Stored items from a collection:
--*--
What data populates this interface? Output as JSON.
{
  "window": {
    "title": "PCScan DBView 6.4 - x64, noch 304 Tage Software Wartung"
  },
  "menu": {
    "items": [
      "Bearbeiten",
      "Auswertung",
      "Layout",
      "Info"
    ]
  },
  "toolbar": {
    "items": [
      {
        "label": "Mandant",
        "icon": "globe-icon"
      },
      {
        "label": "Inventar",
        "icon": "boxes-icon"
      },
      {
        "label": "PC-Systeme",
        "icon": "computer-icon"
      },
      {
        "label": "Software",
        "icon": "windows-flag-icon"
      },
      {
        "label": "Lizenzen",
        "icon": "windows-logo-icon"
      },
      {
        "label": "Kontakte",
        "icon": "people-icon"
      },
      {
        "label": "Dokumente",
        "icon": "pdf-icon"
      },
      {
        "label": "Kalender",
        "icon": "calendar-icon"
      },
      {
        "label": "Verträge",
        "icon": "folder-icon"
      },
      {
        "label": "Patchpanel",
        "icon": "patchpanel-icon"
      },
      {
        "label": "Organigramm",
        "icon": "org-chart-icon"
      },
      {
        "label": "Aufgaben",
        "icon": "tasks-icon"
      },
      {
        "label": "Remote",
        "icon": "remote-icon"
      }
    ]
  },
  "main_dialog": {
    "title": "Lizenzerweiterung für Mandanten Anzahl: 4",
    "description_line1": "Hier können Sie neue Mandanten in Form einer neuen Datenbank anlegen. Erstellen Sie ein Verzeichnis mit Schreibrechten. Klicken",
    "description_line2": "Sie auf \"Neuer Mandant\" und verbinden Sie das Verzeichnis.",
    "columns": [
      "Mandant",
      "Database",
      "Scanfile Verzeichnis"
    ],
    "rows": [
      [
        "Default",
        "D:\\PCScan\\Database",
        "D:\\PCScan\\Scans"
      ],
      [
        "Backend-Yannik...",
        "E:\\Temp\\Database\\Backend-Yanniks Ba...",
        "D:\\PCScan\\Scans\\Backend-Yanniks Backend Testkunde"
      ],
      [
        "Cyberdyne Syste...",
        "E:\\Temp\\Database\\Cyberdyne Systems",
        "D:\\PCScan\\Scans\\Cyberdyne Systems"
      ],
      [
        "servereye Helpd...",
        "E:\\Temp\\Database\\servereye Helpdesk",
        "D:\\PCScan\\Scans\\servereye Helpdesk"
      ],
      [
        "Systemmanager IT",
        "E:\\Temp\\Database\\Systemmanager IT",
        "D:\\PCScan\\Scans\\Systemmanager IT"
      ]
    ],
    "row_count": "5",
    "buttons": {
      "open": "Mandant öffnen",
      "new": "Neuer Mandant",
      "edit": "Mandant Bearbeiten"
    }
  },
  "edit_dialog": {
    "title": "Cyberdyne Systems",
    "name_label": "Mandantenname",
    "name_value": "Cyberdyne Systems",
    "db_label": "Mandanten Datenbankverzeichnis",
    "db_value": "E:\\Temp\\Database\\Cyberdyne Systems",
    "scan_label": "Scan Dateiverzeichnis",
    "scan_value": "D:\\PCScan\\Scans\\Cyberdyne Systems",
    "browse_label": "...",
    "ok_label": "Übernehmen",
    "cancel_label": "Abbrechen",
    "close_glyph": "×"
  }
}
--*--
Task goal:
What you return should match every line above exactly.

Solution for this problem:
What data populates this interface? Output as JSON.
{
  "window": {
    "title": "PCScan DBView 6.4 - x64, noch 304 Tage Software Wartung"
  },
  "menu": {
    "items": [
      "Bearbeiten",
      "Auswertung",
      "Layout",
      "Info"
    ]
  },
  "toolbar": {
    "items": [
      {
        "label": "Mandant",
        "icon": "globe-icon"
      },
      {
        "label": "Inventar",
        "icon": "boxes-icon"
      },
      {
        "label": "PC-Systeme",
        "icon": "computer-icon"
      },
      {
        "label": "Software",
        "icon": "windows-flag-icon"
      },
      {
        "label": "Lizenzen",
        "icon": "windows-logo-icon"
      },
      {
        "label": "Kontakte",
        "icon": "people-icon"
      },
      {
        "label": "Dokumente",
        "icon": "pdf-icon"
      },
      {
        "label": "Kalender",
        "icon": "calendar-icon"
      },
      {
        "label": "Verträge",
        "icon": "folder-icon"
      },
      {
        "label": "Patchpanel",
        "icon": "patchpanel-icon"
      },
      {
        "label": "Organigramm",
        "icon": "org-chart-icon"
      },
      {
        "label": "Aufgaben",
        "icon": "tasks-icon"
      },
      {
        "label": "Remote",
        "icon": "remote-icon"
      }
    ]
  },
  "main_dialog": {
    "title": "Lizenzerweiterung für Mandanten Anzahl: 4",
    "description_line1": "Hier können Sie neue Mandanten in Form einer neuen Datenbank anlegen. Erstellen Sie ein Verzeichnis mit Schreibrechten. Klicken",
    "description_line2": "Sie auf \"Neuer Mandant\" und verbinden Sie das Verzeichnis.",
    "columns": [
      "Mandant",
      "Database",
      "Scanfile Verzeichnis"
    ],
    "rows": [
      [
        "Default",
        "D:\\PCScan\\Database",
        "D:\\PCScan\\Scans"
      ],
      [
        "Backend-Yannik...",
        "E:\\Temp\\Database\\Backend-Yanniks Ba...",
        "D:\\PCScan\\Scans\\Backend-Yanniks Backend Testkunde"
      ],
      [
        "Cyberdyne Syste...",
        "E:\\Temp\\Database\\Cyberdyne Systems",
        "D:\\PCScan\\Scans\\Cyberdyne Systems"
      ],
      [
        "servereye Helpd...",
        "E:\\Temp\\Database\\servereye Helpdesk",
        "D:\\PCScan\\Scans\\servereye Helpdesk"
      ],
      [
        "Systemmanager IT",
        "E:\\Temp\\Database\\Systemmanager IT",
        "D:\\PCScan\\Scans\\Systemmanager IT"
      ]
    ],
    "row_count": "5",
    "buttons": {
      "open": "Mandant öffnen",
      "new": "Neuer Mandant",
      "edit": "Mandant Bearbeiten"
    }
  },
  "edit_dialog": {
    "title": "Cyberdyne Systems",
    "name_label": "Mandantenname",
    "name_value": "Cyberdyne Systems",
    "db_label": "Mandanten Datenbankverzeichnis",
    "db_value": "E:\\Temp\\Database\\Cyberdyne Systems",
    "scan_label": "Scan Dateiverzeichnis",
    "scan_value": "D:\\PCScan\\Scans\\Cyberdyne Systems",
    "browse_label": "...",
    "ok_label": "Übernehmen",
    "cancel_label": "Abbrechen",
    "close_glyph": "×"
  }
}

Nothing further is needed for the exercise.